Description of the task ▸
What lines of the data hold the string "date"? Pull each one out.

Given entries ▸
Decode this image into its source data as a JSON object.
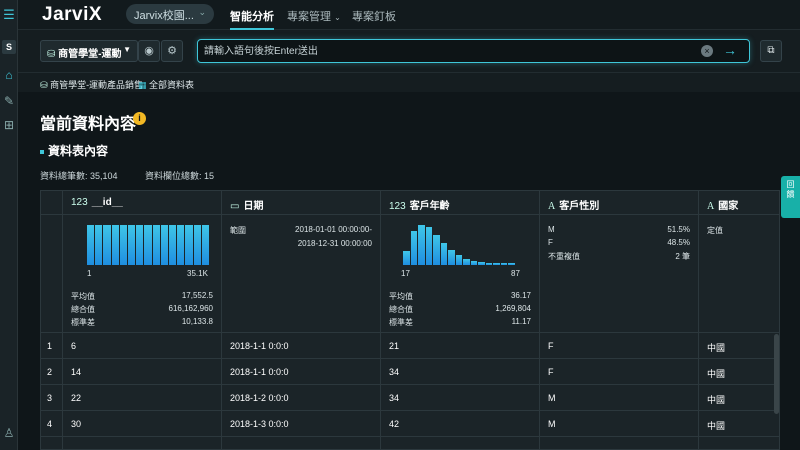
{
  "app": {
    "logo": "JarviX",
    "workspace": "Jarvix校園...",
    "nav": [
      "智能分析",
      "專案管理",
      "專案釘板"
    ]
  },
  "toolbar": {
    "dataset": "商管學堂-運動",
    "query_placeholder": "請輸入語句後按Enter送出"
  },
  "breadcrumb": {
    "dataset": "商管學堂-運動產品銷售",
    "table": "全部資料表"
  },
  "page": {
    "title": "當前資料內容",
    "section": "資料表內容",
    "total_rows": "資料總筆數: 35,104",
    "total_cols": "資料欄位總數: 15"
  },
  "right_tab": "回饋",
  "columns": [
    {
      "type": "123",
      "name": "__id__",
      "hist_min": "1",
      "hist_max": "35.1K",
      "stats": [
        [
          "平均值",
          "17,552.5"
        ],
        [
          "總合值",
          "616,162,960"
        ],
        [
          "標準差",
          "10,133.8"
        ]
      ],
      "hist": [
        1,
        1,
        1,
        1,
        1,
        1,
        1,
        1,
        1,
        1,
        1,
        1,
        1,
        1,
        1
      ]
    },
    {
      "type": "date",
      "name": "日期",
      "range_label": "範圍",
      "range_start": "2018-01-01 00:00:00-",
      "range_end": "2018-12-31 00:00:00"
    },
    {
      "type": "123",
      "name": "客戶年齡",
      "hist_min": "17",
      "hist_max": "87",
      "stats": [
        [
          "平均值",
          "36.17"
        ],
        [
          "總合值",
          "1,269,804"
        ],
        [
          "標準差",
          "11.17"
        ]
      ],
      "hist": [
        0.35,
        0.85,
        1.0,
        0.95,
        0.75,
        0.55,
        0.38,
        0.25,
        0.15,
        0.1,
        0.07,
        0.05,
        0.04,
        0.03,
        0.02
      ]
    },
    {
      "type": "A",
      "name": "客戶性別",
      "cats": [
        [
          "M",
          "51.5%"
        ],
        [
          "F",
          "48.5%"
        ],
        [
          "不重複值",
          "2 筆"
        ]
      ]
    },
    {
      "type": "A",
      "name": "國家",
      "label": "定值"
    }
  ],
  "rows": [
    {
      "n": "1",
      "id": "6",
      "date": "2018-1-1 0:0:0",
      "age": "21",
      "sex": "F",
      "country": "中國"
    },
    {
      "n": "2",
      "id": "14",
      "date": "2018-1-1 0:0:0",
      "age": "34",
      "sex": "F",
      "country": "中國"
    },
    {
      "n": "3",
      "id": "22",
      "date": "2018-1-2 0:0:0",
      "age": "34",
      "sex": "M",
      "country": "中國"
    },
    {
      "n": "4",
      "id": "30",
      "date": "2018-1-3 0:0:0",
      "age": "42",
      "sex": "M",
      "country": "中國"
    }
  ]
}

Answer space ▸
      "type": "date",
      "date": "2018-1-1 0:0:0",
      "date": "2018-1-1 0:0:0",
      "date": "2018-1-2 0:0:0",
      "date": "2018-1-3 0:0:0",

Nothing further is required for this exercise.